··· Material for this task ···

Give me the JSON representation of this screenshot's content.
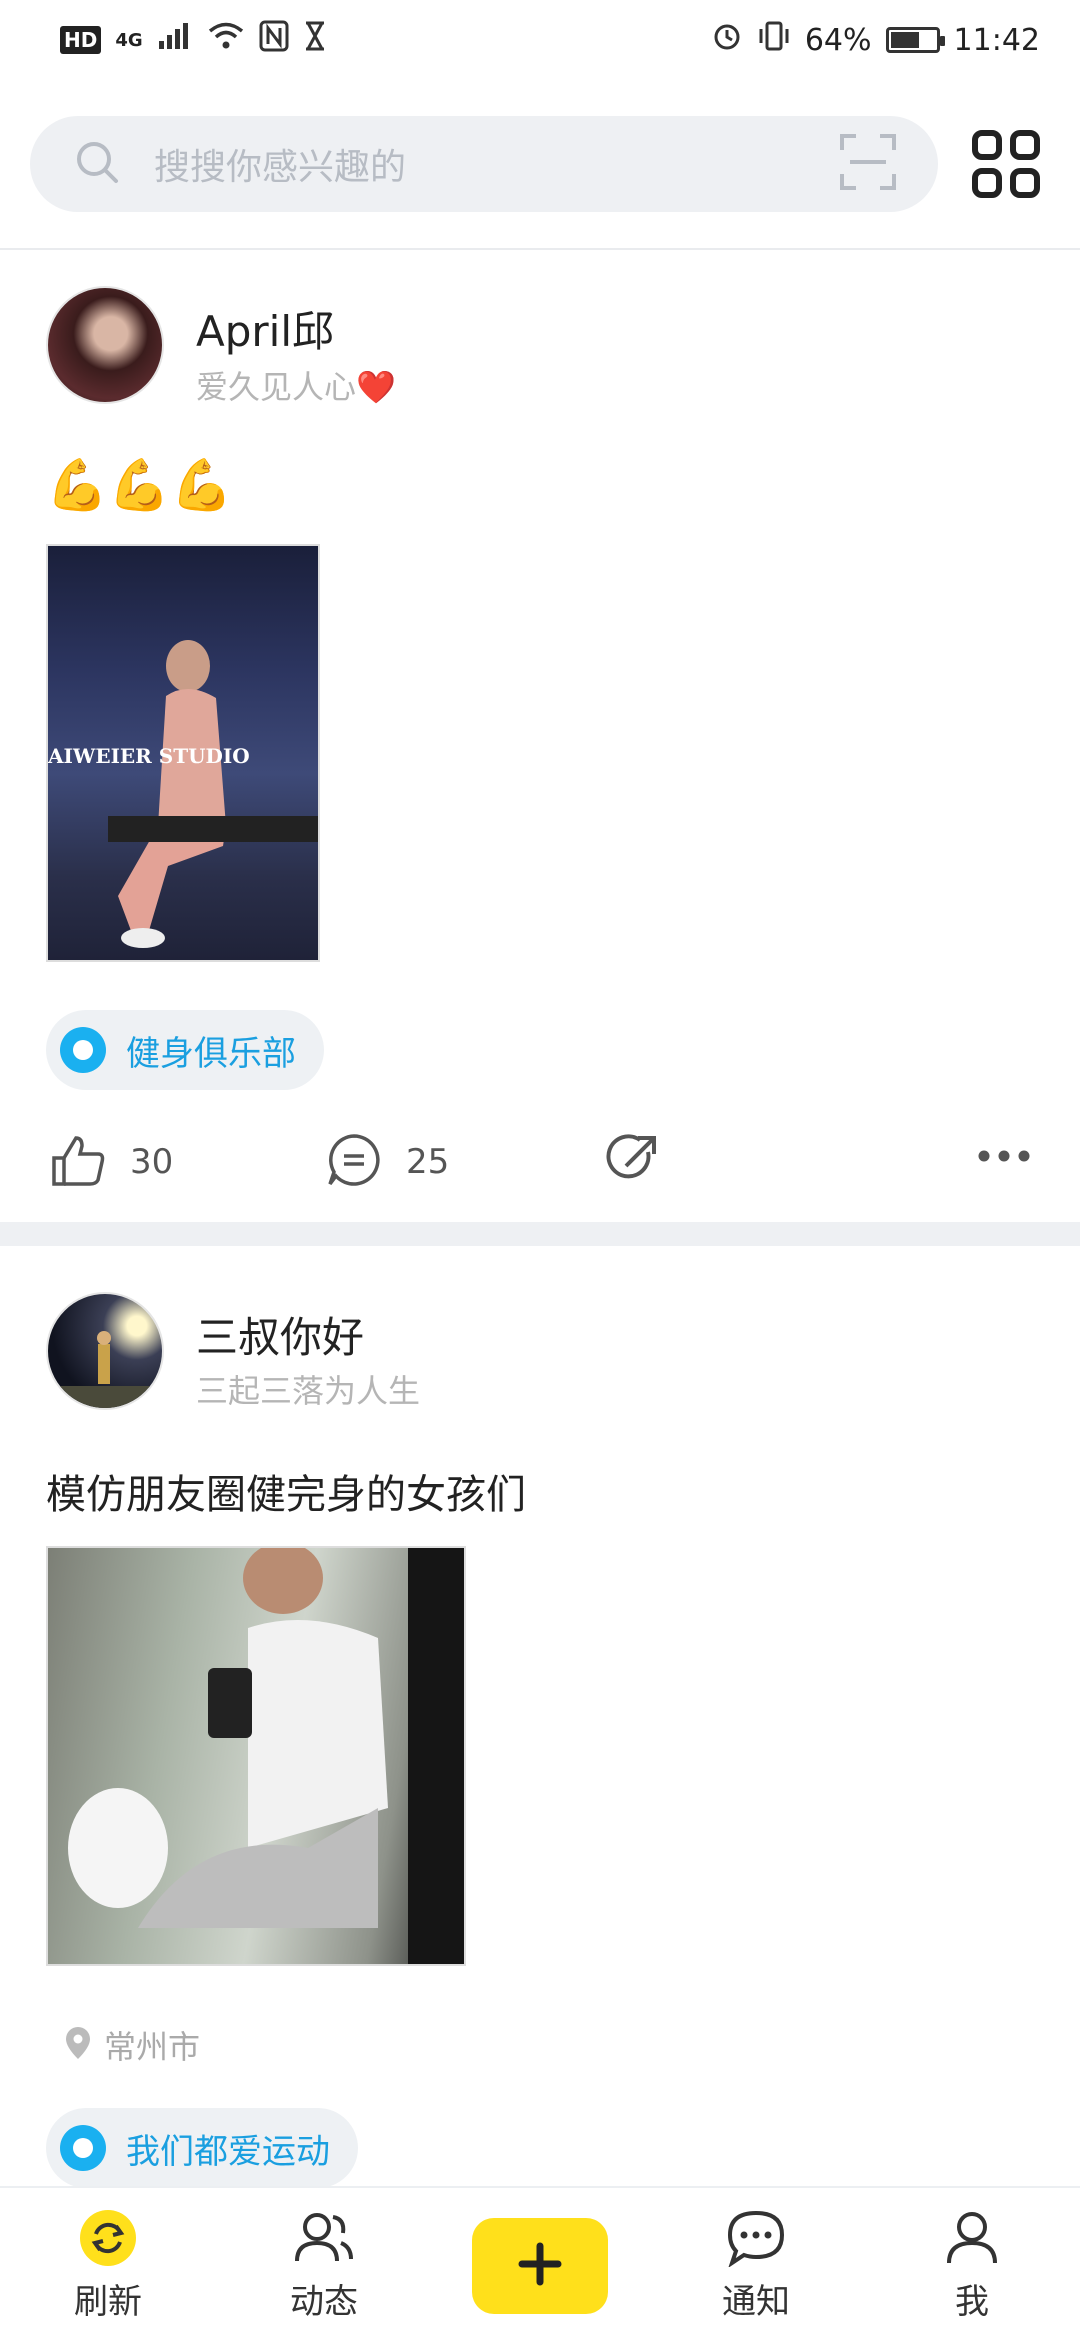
{
  "status_bar": {
    "left_badges": [
      "HD",
      "4G"
    ],
    "battery_percent": "64%",
    "battery_level": 0.64,
    "time": "11:42"
  },
  "search": {
    "placeholder": "搜搜你感兴趣的"
  },
  "posts": [
    {
      "username": "April邱",
      "signature": "爱久见人心❤️",
      "text": "💪💪💪",
      "photo_caption": "AIWEIER STUDIO",
      "tag": "健身俱乐部",
      "likes": "30",
      "comments": "25"
    },
    {
      "username": "三叔你好",
      "signature": "三起三落为人生",
      "text": "模仿朋友圈健完身的女孩们",
      "location": "常州市",
      "tag": "我们都爱运动"
    }
  ],
  "bottom_nav": {
    "items": [
      {
        "label": "刷新",
        "icon": "refresh-icon"
      },
      {
        "label": "动态",
        "icon": "people-icon"
      },
      {
        "label": "",
        "icon": "plus-icon"
      },
      {
        "label": "通知",
        "icon": "message-icon"
      },
      {
        "label": "我",
        "icon": "user-icon"
      }
    ]
  },
  "colors": {
    "accent_yellow": "#ffe01b",
    "tag_blue": "#1ab0f0",
    "search_bg": "#eef0f3"
  }
}
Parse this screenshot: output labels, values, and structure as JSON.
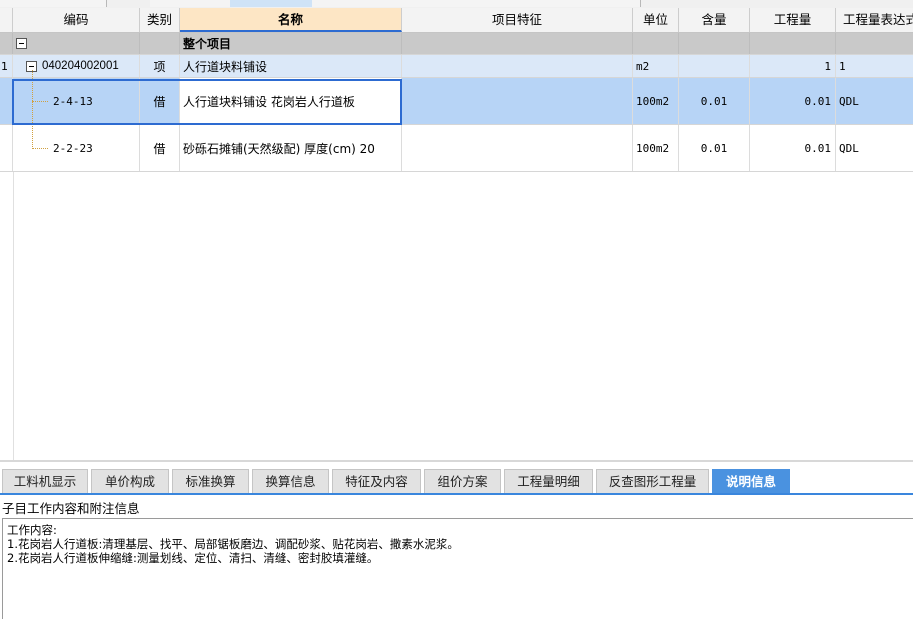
{
  "top_tabs": [
    "",
    "",
    "",
    "",
    "",
    "",
    "",
    ""
  ],
  "grid": {
    "columns": {
      "code": "编码",
      "category": "类别",
      "name": "名称",
      "feature": "项目特征",
      "unit": "单位",
      "content": "含量",
      "quantity": "工程量",
      "expression": "工程量表达式"
    },
    "rows": [
      {
        "rownum": "",
        "code": "",
        "category": "",
        "name": "整个项目",
        "feature": "",
        "unit": "",
        "content": "",
        "quantity": "",
        "expression": ""
      },
      {
        "rownum": "1",
        "code": "040204002001",
        "category": "项",
        "name": "人行道块料铺设",
        "feature": "",
        "unit": "m2",
        "content": "",
        "quantity": "1",
        "expression": "1"
      },
      {
        "rownum": "",
        "code": "2-4-13",
        "category": "借",
        "name": "人行道块料铺设 花岗岩人行道板",
        "feature": "",
        "unit": "100m2",
        "content": "0.01",
        "quantity": "0.01",
        "expression": "QDL"
      },
      {
        "rownum": "",
        "code": "2-2-23",
        "category": "借",
        "name": "砂砾石摊铺(天然级配) 厚度(cm) 20",
        "feature": "",
        "unit": "100m2",
        "content": "0.01",
        "quantity": "0.01",
        "expression": "QDL"
      }
    ]
  },
  "bottom_tabs": [
    "工料机显示",
    "单价构成",
    "标准换算",
    "换算信息",
    "特征及内容",
    "组价方案",
    "工程量明细",
    "反查图形工程量",
    "说明信息"
  ],
  "active_bottom_tab": "说明信息",
  "panel": {
    "title": "子目工作内容和附注信息",
    "lines": [
      "工作内容:",
      "1.花岗岩人行道板:清理基层、找平、局部锯板磨边、调配砂浆、贴花岗岩、撒素水泥浆。",
      "2.花岗岩人行道板伸缩缝:测量划线、定位、清扫、清缝、密封胶填灌缝。"
    ]
  },
  "colors": {
    "accent": "#2d6bd1",
    "active_tab": "#4a92e0",
    "name_header": "#fde6c5",
    "selected_row": "#b7d4f6"
  }
}
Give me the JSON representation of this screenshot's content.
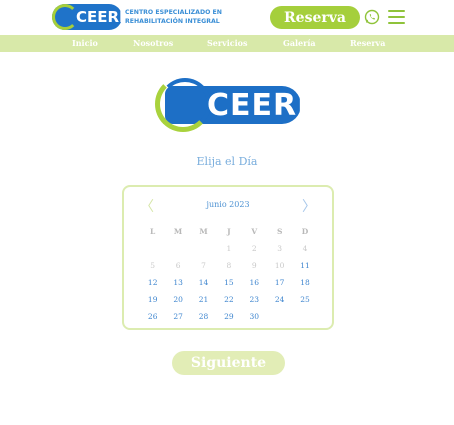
{
  "header": {
    "logo_text": "CEERI",
    "logo_sub_line1": "CENTRO ESPECIALIZADO EN",
    "logo_sub_line2": "REHABILITACIÓN INTEGRAL",
    "reserve_label": "Reserva",
    "whatsapp_icon": "whatsapp-icon",
    "menu_icon": "hamburger-menu-icon"
  },
  "nav": {
    "items": [
      "Inicio",
      "Nosotros",
      "Servicios",
      "Galería",
      "Reserva"
    ]
  },
  "main": {
    "logo_text": "CEERI",
    "prompt": "Elija el Día"
  },
  "calendar": {
    "prev_label": "〈",
    "next_label": "〉",
    "month_label": "junio 2023",
    "weekdays": [
      "L",
      "M",
      "M",
      "J",
      "V",
      "S",
      "D"
    ],
    "weeks": [
      [
        "",
        "",
        "",
        "1",
        "2",
        "3",
        "4"
      ],
      [
        "5",
        "6",
        "7",
        "8",
        "9",
        "10",
        "11"
      ],
      [
        "12",
        "13",
        "14",
        "15",
        "16",
        "17",
        "18"
      ],
      [
        "19",
        "20",
        "21",
        "22",
        "23",
        "24",
        "25"
      ],
      [
        "26",
        "27",
        "28",
        "29",
        "30",
        "",
        ""
      ]
    ],
    "first_available_day": 11
  },
  "footer": {
    "next_label": "Siguiente"
  },
  "colors": {
    "brand_blue": "#1d6fc6",
    "brand_green": "#a5cf3c",
    "nav_bg": "#d8e9a9",
    "disabled_button": "#e2edb6"
  }
}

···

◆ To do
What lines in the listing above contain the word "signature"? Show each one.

◆ Answer section
      "signature": "爱久见人心❤️",
      "signature": "三起三落为人生",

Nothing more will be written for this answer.